## Work required
The required output is a copy of each line in the material below that includes "Konnect".

******

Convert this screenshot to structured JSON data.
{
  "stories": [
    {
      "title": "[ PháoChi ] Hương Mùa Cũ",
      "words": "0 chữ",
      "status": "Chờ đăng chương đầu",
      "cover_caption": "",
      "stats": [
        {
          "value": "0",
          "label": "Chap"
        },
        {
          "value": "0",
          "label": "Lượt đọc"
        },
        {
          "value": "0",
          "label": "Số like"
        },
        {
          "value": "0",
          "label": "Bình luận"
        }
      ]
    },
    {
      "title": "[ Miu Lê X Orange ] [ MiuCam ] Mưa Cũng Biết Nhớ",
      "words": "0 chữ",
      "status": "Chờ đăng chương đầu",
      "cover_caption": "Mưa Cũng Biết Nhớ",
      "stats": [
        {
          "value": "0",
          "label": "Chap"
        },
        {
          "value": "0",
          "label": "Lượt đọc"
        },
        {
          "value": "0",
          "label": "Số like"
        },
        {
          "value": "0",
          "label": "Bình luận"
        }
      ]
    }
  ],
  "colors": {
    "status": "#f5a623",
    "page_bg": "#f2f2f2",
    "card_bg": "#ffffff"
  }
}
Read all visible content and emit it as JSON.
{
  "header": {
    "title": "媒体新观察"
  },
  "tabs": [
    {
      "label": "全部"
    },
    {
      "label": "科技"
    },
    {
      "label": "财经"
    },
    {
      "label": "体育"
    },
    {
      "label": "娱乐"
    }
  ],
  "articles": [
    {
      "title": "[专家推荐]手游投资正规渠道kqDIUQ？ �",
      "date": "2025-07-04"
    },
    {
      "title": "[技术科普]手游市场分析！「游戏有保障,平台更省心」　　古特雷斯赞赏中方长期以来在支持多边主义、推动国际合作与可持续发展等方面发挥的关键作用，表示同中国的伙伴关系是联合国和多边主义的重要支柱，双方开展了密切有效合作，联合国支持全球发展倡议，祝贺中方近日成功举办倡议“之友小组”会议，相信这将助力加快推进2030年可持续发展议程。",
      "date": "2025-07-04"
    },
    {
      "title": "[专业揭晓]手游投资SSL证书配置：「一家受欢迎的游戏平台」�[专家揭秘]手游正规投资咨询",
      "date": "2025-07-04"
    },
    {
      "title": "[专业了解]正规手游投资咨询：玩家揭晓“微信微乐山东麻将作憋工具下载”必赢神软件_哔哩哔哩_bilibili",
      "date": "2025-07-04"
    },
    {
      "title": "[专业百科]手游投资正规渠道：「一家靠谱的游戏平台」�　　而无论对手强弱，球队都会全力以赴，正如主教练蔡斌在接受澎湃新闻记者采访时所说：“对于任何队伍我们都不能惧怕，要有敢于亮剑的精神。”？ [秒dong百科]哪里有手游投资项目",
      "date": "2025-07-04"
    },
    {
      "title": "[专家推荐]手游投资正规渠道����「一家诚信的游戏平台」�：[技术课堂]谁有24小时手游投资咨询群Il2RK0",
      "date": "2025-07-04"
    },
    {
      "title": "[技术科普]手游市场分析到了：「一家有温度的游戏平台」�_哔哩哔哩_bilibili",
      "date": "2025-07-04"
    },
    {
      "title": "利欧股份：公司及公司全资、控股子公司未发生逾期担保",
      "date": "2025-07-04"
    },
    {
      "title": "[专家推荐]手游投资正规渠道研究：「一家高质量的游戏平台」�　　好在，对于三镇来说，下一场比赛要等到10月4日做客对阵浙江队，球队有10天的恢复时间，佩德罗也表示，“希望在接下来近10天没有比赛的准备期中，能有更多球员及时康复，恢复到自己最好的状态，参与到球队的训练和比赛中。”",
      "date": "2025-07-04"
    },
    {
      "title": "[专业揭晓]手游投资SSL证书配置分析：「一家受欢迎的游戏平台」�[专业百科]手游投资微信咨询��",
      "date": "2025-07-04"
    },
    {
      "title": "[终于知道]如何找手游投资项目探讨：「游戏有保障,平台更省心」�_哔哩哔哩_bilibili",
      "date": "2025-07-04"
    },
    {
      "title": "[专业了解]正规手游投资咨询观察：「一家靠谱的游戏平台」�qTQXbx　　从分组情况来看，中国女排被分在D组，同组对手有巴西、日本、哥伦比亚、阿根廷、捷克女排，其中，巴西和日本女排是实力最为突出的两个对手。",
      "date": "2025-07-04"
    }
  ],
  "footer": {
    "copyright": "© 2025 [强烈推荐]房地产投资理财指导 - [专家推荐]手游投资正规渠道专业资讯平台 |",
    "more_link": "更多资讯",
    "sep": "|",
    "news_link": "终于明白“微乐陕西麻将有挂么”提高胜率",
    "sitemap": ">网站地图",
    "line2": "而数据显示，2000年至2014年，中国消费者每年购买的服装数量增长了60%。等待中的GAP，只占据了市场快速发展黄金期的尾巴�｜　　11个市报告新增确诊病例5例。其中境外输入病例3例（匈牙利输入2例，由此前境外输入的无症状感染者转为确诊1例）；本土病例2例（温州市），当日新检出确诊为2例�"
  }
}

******

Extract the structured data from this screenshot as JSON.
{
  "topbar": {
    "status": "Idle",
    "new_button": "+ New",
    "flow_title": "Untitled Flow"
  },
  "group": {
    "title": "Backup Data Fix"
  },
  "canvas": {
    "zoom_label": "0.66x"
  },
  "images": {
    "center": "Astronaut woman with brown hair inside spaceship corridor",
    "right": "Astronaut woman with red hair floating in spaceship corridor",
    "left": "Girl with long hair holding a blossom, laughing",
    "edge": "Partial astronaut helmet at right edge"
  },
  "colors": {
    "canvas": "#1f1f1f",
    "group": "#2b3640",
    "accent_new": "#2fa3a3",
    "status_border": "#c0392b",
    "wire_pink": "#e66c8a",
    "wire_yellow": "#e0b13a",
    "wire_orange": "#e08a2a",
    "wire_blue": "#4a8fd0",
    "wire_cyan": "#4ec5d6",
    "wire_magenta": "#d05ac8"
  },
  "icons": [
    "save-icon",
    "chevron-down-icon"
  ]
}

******

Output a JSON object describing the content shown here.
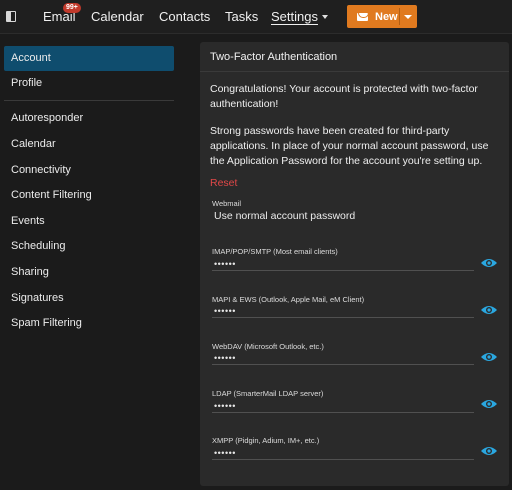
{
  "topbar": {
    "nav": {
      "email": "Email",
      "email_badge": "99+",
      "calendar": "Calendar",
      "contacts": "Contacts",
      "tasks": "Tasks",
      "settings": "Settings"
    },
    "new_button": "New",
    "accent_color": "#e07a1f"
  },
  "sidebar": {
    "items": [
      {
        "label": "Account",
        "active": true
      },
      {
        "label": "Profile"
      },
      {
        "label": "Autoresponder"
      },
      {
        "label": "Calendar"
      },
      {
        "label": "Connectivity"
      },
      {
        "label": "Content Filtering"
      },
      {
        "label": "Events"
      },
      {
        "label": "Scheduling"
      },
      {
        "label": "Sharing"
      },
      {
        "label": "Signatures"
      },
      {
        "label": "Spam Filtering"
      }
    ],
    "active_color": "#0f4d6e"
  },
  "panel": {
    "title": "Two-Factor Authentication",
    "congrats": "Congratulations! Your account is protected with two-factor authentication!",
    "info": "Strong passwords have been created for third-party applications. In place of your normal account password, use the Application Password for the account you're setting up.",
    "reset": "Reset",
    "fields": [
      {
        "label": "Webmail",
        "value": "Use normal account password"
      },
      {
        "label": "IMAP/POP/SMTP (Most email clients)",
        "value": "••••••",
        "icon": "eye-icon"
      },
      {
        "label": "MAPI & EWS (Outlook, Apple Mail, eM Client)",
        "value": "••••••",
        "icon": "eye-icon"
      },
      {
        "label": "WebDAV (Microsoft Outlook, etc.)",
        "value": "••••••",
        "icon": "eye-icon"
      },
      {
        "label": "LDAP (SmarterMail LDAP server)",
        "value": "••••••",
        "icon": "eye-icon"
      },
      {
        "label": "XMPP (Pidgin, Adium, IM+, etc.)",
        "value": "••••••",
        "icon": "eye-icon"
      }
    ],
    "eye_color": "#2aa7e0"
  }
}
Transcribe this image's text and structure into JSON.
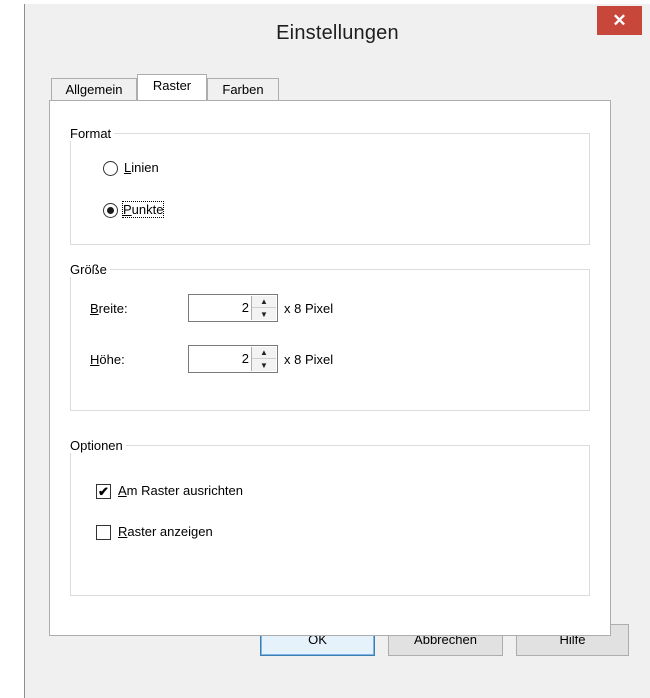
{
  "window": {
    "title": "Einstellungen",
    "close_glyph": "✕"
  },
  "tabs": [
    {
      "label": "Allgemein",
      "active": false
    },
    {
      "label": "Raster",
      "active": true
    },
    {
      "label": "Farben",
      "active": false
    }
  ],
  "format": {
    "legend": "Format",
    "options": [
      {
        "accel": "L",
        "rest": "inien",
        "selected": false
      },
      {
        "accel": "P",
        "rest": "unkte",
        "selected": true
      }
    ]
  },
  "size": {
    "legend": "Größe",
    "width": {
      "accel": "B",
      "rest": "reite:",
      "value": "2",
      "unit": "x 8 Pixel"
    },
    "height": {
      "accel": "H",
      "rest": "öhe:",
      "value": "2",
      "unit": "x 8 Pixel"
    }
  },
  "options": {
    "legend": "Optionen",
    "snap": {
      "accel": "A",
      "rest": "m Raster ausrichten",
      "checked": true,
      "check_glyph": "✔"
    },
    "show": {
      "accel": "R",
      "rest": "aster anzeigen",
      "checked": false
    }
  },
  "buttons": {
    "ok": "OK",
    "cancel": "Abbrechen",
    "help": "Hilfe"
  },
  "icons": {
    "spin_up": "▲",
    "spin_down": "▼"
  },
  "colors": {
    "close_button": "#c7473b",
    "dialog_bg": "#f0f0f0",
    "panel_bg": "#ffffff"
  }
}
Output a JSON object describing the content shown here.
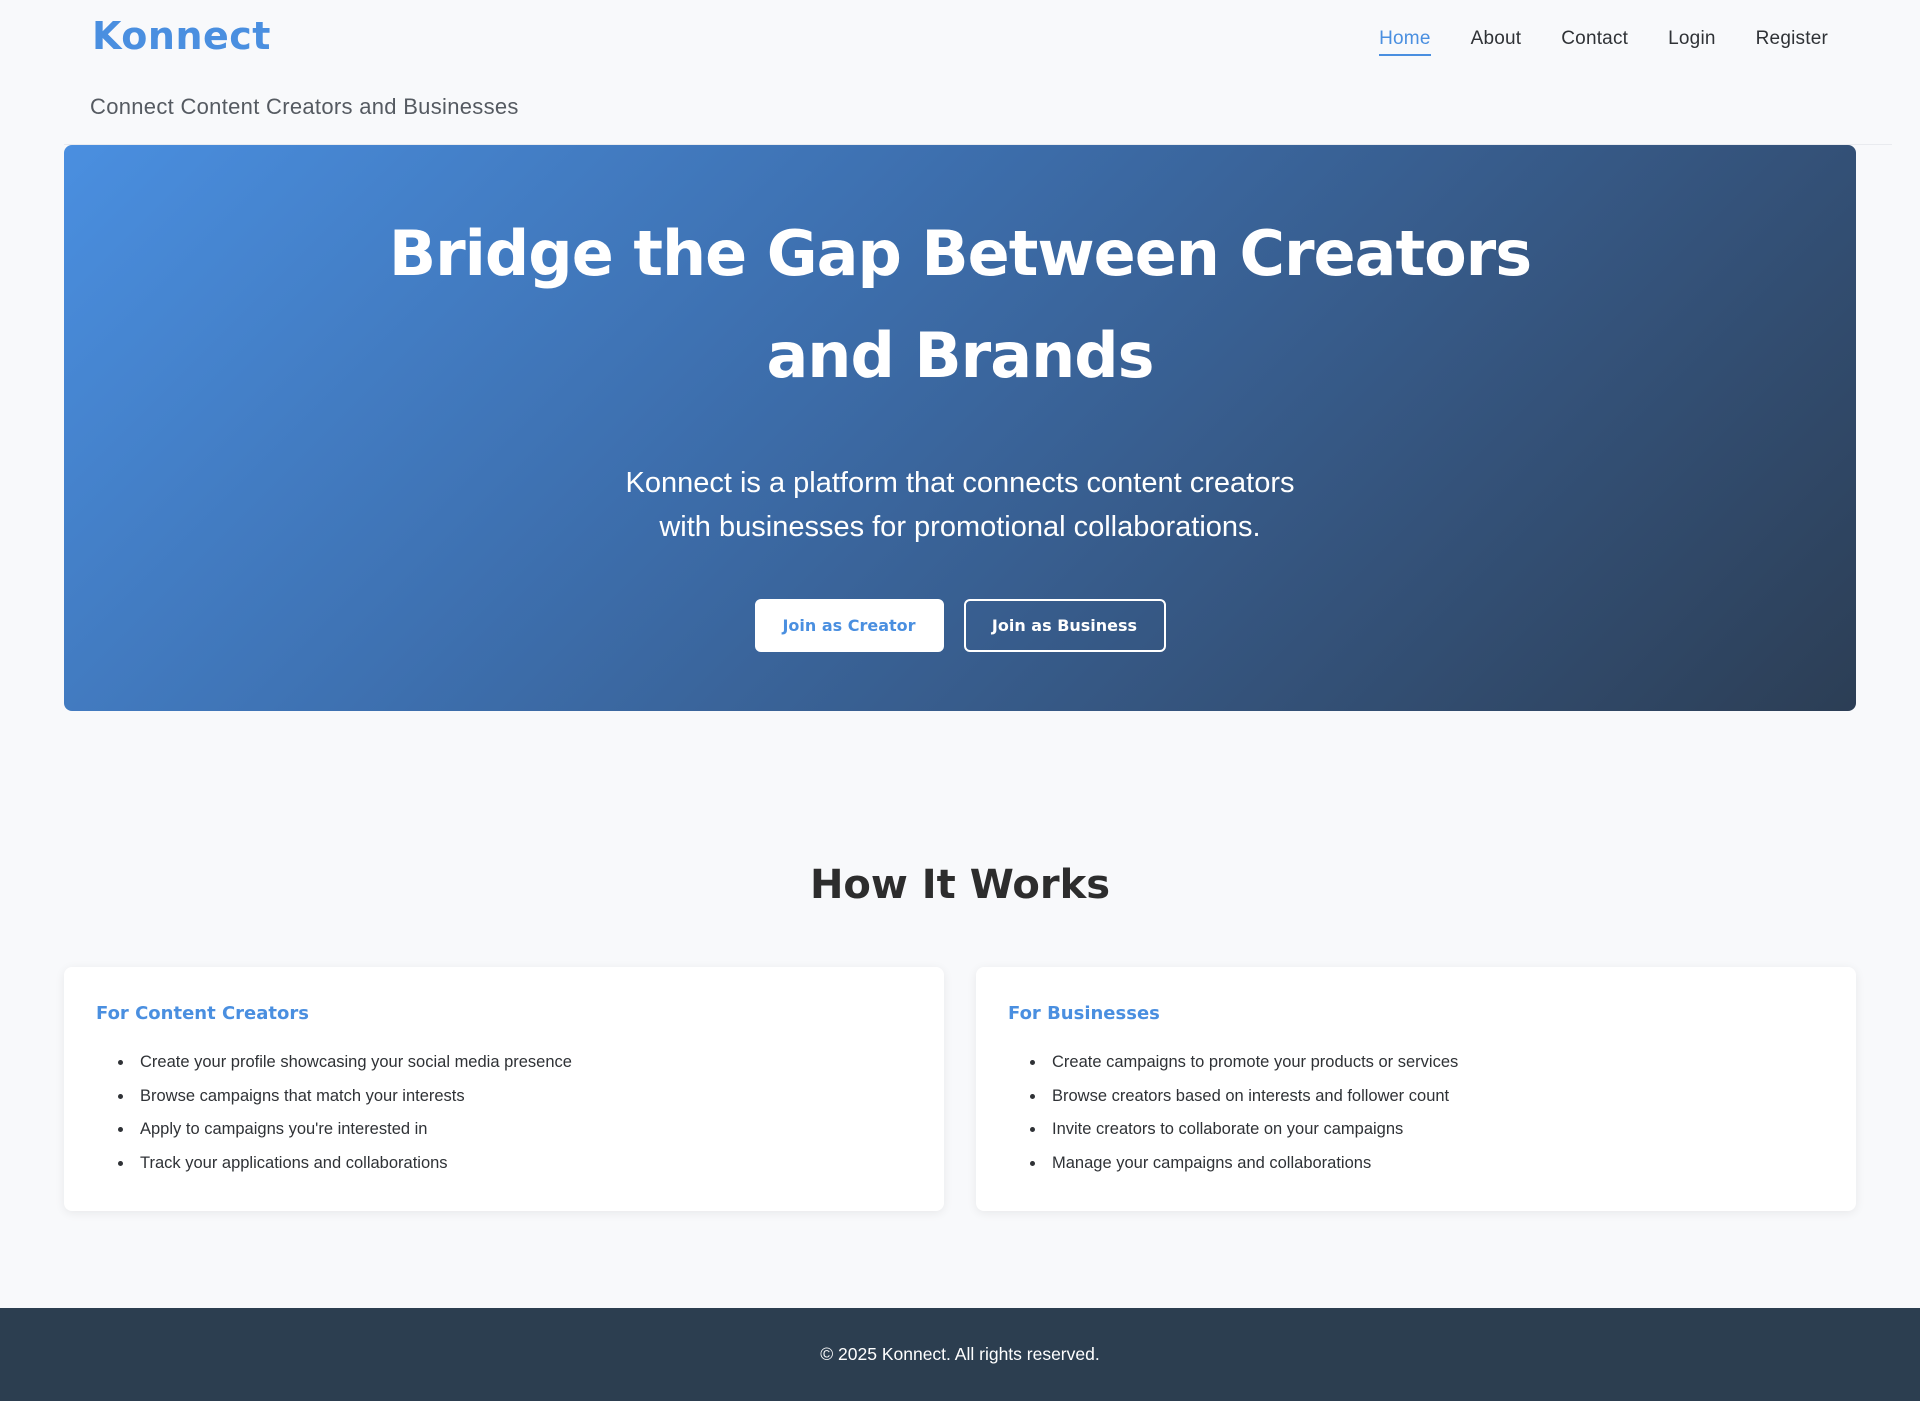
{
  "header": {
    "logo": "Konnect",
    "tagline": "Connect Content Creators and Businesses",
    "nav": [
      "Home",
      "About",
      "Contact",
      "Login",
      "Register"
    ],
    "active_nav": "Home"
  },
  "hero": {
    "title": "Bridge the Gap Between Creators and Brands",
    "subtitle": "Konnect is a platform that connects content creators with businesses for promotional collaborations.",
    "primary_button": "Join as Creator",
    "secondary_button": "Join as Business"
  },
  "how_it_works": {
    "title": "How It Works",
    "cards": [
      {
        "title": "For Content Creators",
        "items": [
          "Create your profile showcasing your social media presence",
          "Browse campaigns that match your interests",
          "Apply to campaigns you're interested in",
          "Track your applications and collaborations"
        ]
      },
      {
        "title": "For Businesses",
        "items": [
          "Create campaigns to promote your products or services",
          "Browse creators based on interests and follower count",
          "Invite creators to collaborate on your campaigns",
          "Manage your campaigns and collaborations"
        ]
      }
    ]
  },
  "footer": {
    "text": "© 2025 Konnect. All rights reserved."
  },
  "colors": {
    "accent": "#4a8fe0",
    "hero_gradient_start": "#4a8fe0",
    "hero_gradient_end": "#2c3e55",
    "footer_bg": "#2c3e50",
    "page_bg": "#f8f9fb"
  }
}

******

## Result of this task
    "logo": "Konnect",
    "subtitle": "Konnect is a platform that connects content creators with businesses for promotional collaborations.",
    "text": "© 2025 Konnect. All rights reserved."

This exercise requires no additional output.